● **INPUT DATA**
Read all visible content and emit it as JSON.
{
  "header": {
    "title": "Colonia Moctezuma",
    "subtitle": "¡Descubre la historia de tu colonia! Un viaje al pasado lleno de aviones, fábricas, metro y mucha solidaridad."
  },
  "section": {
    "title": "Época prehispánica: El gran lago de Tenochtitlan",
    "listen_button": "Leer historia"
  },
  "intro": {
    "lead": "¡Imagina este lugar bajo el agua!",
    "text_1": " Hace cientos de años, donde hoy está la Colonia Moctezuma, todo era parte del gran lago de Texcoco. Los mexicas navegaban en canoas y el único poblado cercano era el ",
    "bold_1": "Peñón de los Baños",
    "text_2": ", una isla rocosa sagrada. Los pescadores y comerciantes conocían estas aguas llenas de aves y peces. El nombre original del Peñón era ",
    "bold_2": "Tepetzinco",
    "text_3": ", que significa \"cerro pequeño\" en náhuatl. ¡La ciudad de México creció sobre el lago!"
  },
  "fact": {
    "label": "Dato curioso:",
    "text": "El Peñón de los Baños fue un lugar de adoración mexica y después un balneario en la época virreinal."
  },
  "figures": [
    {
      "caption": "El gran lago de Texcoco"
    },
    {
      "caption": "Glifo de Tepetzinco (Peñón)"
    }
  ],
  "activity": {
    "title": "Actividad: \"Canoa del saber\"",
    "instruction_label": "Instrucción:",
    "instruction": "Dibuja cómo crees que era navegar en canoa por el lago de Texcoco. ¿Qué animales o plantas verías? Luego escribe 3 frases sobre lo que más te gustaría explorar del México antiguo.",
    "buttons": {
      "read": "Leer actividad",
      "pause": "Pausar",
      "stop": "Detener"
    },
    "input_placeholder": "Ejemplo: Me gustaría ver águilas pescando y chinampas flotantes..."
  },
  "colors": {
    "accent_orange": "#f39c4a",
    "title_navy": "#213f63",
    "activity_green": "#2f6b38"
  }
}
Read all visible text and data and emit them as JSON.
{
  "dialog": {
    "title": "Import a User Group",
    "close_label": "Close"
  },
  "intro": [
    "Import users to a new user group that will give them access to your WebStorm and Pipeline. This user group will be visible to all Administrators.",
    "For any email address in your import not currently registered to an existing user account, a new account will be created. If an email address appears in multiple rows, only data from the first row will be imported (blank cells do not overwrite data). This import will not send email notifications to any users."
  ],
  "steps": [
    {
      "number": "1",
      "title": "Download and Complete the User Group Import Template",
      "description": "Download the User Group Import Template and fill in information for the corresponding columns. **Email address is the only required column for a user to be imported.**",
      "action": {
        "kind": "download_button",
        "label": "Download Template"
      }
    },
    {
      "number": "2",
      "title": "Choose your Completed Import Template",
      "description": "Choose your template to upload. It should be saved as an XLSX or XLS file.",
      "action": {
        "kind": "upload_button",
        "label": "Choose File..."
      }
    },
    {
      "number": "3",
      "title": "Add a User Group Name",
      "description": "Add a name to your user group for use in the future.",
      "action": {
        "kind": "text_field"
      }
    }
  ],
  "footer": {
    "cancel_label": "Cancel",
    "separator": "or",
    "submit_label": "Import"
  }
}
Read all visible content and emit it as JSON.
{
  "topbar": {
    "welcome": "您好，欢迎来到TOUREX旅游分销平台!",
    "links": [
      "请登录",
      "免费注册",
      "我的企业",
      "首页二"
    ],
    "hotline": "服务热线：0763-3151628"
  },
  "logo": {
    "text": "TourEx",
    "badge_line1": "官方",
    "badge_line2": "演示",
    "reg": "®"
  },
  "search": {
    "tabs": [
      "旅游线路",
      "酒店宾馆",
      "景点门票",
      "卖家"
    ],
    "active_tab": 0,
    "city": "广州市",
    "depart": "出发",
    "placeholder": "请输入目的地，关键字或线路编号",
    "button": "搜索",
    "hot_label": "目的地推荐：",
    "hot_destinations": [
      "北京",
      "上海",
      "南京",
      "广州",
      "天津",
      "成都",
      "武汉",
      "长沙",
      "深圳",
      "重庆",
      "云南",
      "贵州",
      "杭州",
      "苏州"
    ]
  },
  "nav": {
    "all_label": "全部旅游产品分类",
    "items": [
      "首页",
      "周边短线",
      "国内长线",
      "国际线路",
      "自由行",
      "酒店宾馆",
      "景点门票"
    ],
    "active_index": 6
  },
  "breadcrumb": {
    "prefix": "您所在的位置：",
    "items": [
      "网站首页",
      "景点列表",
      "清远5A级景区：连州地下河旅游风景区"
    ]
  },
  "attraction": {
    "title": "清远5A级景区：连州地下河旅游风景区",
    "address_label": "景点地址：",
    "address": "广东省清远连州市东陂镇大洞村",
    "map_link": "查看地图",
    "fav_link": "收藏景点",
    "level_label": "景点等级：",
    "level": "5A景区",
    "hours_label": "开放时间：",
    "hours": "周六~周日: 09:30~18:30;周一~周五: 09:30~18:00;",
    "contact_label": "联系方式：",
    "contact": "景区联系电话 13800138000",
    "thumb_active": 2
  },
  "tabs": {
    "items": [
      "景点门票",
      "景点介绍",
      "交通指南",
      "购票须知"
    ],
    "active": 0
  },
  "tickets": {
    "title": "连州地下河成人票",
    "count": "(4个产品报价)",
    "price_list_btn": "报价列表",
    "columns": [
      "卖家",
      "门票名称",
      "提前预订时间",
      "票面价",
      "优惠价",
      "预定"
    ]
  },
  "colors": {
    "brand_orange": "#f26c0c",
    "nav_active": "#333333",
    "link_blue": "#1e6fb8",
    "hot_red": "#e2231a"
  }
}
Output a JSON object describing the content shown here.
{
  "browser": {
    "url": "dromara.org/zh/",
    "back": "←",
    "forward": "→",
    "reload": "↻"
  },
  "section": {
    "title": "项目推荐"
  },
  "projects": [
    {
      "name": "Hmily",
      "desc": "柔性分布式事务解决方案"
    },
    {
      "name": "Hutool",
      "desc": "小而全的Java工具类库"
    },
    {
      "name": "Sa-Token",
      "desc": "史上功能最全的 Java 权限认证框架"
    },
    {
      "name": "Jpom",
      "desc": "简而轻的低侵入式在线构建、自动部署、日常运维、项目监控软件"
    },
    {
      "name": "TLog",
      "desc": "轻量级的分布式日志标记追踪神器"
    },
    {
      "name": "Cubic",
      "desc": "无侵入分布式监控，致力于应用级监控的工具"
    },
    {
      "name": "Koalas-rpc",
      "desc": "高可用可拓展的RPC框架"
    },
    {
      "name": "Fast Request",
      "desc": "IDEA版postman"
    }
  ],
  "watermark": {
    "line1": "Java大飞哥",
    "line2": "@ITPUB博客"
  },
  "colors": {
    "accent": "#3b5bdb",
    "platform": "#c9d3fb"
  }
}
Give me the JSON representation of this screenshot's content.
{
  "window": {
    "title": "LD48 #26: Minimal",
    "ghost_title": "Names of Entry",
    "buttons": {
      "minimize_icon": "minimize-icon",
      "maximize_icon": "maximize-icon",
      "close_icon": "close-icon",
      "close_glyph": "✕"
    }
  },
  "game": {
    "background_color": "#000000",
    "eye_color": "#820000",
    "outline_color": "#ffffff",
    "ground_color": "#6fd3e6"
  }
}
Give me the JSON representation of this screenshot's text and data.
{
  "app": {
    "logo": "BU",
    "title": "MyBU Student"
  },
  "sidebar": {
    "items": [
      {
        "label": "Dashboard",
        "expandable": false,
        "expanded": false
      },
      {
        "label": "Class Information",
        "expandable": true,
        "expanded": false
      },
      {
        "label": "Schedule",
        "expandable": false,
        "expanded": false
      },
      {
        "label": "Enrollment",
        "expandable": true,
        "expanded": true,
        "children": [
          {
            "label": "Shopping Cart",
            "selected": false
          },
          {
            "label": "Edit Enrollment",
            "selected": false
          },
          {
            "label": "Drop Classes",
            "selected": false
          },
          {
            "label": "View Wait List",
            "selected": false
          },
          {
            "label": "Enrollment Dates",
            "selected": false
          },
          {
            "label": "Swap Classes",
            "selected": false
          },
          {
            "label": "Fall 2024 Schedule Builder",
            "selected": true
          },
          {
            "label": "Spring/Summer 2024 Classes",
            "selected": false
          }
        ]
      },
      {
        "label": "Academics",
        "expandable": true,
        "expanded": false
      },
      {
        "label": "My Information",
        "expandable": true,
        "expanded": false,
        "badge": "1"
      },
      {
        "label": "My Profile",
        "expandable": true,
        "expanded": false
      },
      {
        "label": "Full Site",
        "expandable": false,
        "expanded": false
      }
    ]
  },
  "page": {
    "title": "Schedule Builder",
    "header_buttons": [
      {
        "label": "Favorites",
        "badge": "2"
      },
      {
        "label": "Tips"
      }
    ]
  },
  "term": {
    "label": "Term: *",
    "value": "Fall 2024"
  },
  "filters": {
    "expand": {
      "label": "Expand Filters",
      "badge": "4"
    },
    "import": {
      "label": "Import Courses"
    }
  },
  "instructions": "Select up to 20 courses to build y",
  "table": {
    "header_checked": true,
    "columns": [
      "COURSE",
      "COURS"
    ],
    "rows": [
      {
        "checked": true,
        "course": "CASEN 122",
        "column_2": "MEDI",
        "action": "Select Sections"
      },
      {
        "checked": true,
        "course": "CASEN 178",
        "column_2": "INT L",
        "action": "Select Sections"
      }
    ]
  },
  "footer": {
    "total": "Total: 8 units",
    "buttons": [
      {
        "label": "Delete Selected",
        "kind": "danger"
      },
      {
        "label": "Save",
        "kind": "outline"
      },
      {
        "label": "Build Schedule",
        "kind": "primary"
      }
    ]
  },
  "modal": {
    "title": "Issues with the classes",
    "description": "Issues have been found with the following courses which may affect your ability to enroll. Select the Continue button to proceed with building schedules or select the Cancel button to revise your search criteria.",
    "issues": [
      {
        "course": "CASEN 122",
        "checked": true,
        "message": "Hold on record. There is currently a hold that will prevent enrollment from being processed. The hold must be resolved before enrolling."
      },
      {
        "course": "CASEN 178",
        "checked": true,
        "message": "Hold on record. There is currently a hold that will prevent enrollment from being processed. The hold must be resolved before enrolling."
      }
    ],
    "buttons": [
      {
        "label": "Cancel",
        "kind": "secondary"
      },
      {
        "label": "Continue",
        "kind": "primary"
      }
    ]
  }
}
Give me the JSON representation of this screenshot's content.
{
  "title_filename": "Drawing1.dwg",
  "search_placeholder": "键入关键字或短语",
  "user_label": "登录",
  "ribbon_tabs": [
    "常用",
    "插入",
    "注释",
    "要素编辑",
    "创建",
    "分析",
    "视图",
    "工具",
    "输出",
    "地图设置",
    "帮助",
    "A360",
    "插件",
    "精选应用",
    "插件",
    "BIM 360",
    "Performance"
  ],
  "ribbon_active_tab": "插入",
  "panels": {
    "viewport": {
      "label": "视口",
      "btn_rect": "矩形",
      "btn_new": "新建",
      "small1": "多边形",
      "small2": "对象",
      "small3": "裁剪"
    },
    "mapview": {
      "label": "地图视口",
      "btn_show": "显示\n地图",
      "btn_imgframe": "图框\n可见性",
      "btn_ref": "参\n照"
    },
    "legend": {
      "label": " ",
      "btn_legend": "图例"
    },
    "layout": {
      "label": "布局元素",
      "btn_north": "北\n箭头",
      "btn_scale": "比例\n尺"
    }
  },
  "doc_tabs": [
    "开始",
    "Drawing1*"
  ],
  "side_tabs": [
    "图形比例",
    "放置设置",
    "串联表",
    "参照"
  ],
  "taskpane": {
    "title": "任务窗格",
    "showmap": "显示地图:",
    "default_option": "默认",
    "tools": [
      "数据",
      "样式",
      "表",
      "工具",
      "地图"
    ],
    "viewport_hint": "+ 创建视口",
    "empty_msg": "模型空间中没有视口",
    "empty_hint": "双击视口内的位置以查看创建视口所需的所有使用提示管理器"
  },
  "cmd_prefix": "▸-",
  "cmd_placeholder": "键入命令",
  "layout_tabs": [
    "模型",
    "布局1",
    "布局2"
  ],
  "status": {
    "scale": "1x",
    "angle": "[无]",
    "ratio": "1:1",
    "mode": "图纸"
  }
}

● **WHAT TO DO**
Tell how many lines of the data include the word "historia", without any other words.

● **OUTPUT**
2